EXERCISE MATERIAL →
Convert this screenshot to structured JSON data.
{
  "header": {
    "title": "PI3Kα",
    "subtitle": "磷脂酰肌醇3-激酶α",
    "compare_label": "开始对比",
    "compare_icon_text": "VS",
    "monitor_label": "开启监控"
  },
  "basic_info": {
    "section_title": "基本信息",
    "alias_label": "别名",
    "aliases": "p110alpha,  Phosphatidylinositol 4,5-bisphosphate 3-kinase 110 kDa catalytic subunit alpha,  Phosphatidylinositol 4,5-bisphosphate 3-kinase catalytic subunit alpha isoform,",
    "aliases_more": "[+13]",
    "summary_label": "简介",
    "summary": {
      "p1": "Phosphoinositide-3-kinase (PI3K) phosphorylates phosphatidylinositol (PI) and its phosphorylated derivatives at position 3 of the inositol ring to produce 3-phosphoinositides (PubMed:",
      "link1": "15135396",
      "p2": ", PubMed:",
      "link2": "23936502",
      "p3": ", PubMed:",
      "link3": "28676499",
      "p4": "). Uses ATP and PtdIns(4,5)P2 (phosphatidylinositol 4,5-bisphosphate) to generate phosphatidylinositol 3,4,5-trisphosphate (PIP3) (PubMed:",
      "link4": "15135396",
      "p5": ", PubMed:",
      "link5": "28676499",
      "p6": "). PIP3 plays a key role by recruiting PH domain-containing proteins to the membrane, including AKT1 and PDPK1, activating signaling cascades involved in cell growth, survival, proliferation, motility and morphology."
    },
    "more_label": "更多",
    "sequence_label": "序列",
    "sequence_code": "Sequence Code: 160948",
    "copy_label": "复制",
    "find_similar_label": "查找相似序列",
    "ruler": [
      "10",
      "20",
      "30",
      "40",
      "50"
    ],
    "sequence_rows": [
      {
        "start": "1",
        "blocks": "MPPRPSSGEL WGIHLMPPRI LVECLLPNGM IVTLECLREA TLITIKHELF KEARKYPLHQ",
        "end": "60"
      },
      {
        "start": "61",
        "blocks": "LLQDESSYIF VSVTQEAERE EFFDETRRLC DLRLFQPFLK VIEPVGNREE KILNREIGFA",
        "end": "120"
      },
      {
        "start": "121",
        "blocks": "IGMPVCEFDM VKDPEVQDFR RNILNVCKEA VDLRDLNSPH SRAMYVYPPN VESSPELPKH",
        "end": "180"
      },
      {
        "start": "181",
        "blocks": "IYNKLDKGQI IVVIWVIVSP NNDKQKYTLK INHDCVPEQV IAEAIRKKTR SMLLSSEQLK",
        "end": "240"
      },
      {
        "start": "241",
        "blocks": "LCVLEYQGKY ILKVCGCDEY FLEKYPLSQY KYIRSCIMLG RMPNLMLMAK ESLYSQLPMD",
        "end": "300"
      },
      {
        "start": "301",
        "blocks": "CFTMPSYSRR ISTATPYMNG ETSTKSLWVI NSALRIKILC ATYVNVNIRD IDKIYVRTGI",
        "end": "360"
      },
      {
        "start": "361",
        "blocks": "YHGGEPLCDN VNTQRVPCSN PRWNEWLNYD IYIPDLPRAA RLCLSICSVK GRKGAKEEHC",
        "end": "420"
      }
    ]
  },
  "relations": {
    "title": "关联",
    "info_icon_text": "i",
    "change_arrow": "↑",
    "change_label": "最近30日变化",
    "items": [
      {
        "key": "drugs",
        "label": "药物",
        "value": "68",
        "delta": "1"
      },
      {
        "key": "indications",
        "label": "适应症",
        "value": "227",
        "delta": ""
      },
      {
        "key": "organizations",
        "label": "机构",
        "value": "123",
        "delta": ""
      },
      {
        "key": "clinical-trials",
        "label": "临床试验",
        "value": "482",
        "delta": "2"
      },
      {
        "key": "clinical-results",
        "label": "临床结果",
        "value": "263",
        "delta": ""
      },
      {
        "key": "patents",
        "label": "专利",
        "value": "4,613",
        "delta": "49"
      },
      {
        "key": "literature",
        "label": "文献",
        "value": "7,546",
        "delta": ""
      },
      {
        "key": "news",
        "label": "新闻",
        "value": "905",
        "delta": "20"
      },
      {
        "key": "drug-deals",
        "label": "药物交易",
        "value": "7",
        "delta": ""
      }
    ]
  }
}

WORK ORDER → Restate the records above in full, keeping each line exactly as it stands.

OUTPUT OF THE EXERCISE →
Convert this screenshot to structured JSON data.
{
  "header": {
    "title": "PI3Kα",
    "subtitle": "磷脂酰肌醇3-激酶α",
    "compare_label": "开始对比",
    "compare_icon_text": "VS",
    "monitor_label": "开启监控"
  },
  "basic_info": {
    "section_title": "基本信息",
    "alias_label": "别名",
    "aliases": "p110alpha,  Phosphatidylinositol 4,5-bisphosphate 3-kinase 110 kDa catalytic subunit alpha,  Phosphatidylinositol 4,5-bisphosphate 3-kinase catalytic subunit alpha isoform,",
    "aliases_more": "[+13]",
    "summary_label": "简介",
    "summary": {
      "p1": "Phosphoinositide-3-kinase (PI3K) phosphorylates phosphatidylinositol (PI) and its phosphorylated derivatives at position 3 of the inositol ring to produce 3-phosphoinositides (PubMed:",
      "link1": "15135396",
      "p2": ", PubMed:",
      "link2": "23936502",
      "p3": ", PubMed:",
      "link3": "28676499",
      "p4": "). Uses ATP and PtdIns(4,5)P2 (phosphatidylinositol 4,5-bisphosphate) to generate phosphatidylinositol 3,4,5-trisphosphate (PIP3) (PubMed:",
      "link4": "15135396",
      "p5": ", PubMed:",
      "link5": "28676499",
      "p6": "). PIP3 plays a key role by recruiting PH domain-containing proteins to the membrane, including AKT1 and PDPK1, activating signaling cascades involved in cell growth, survival, proliferation, motility and morphology."
    },
    "more_label": "更多",
    "sequence_label": "序列",
    "sequence_code": "Sequence Code: 160948",
    "copy_label": "复制",
    "find_similar_label": "查找相似序列",
    "ruler": [
      "10",
      "20",
      "30",
      "40",
      "50"
    ],
    "sequence_rows": [
      {
        "start": "1",
        "blocks": "MPPRPSSGEL WGIHLMPPRI LVECLLPNGM IVTLECLREA TLITIKHELF KEARKYPLHQ",
        "end": "60"
      },
      {
        "start": "61",
        "blocks": "LLQDESSYIF VSVTQEAERE EFFDETRRLC DLRLFQPFLK VIEPVGNREE KILNREIGFA",
        "end": "120"
      },
      {
        "start": "121",
        "blocks": "IGMPVCEFDM VKDPEVQDFR RNILNVCKEA VDLRDLNSPH SRAMYVYPPN VESSPELPKH",
        "end": "180"
      },
      {
        "start": "181",
        "blocks": "IYNKLDKGQI IVVIWVIVSP NNDKQKYTLK INHDCVPEQV IAEAIRKKTR SMLLSSEQLK",
        "end": "240"
      },
      {
        "start": "241",
        "blocks": "LCVLEYQGKY ILKVCGCDEY FLEKYPLSQY KYIRSCIMLG RMPNLMLMAK ESLYSQLPMD",
        "end": "300"
      },
      {
        "start": "301",
        "blocks": "CFTMPSYSRR ISTATPYMNG ETSTKSLWVI NSALRIKILC ATYVNVNIRD IDKIYVRTGI",
        "end": "360"
      },
      {
        "start": "361",
        "blocks": "YHGGEPLCDN VNTQRVPCSN PRWNEWLNYD IYIPDLPRAA RLCLSICSVK GRKGAKEEHC",
        "end": "420"
      }
    ]
  },
  "relations": {
    "title": "关联",
    "info_icon_text": "i",
    "change_arrow": "↑",
    "change_label": "最近30日变化",
    "items": [
      {
        "key": "drugs",
        "label": "药物",
        "value": "68",
        "delta": "1"
      },
      {
        "key": "indications",
        "label": "适应症",
        "value": "227",
        "delta": ""
      },
      {
        "key": "organizations",
        "label": "机构",
        "value": "123",
        "delta": ""
      },
      {
        "key": "clinical-trials",
        "label": "临床试验",
        "value": "482",
        "delta": "2"
      },
      {
        "key": "clinical-results",
        "label": "临床结果",
        "value": "263",
        "delta": ""
      },
      {
        "key": "patents",
        "label": "专利",
        "value": "4,613",
        "delta": "49"
      },
      {
        "key": "literature",
        "label": "文献",
        "value": "7,546",
        "delta": ""
      },
      {
        "key": "news",
        "label": "新闻",
        "value": "905",
        "delta": "20"
      },
      {
        "key": "drug-deals",
        "label": "药物交易",
        "value": "7",
        "delta": ""
      }
    ]
  }
}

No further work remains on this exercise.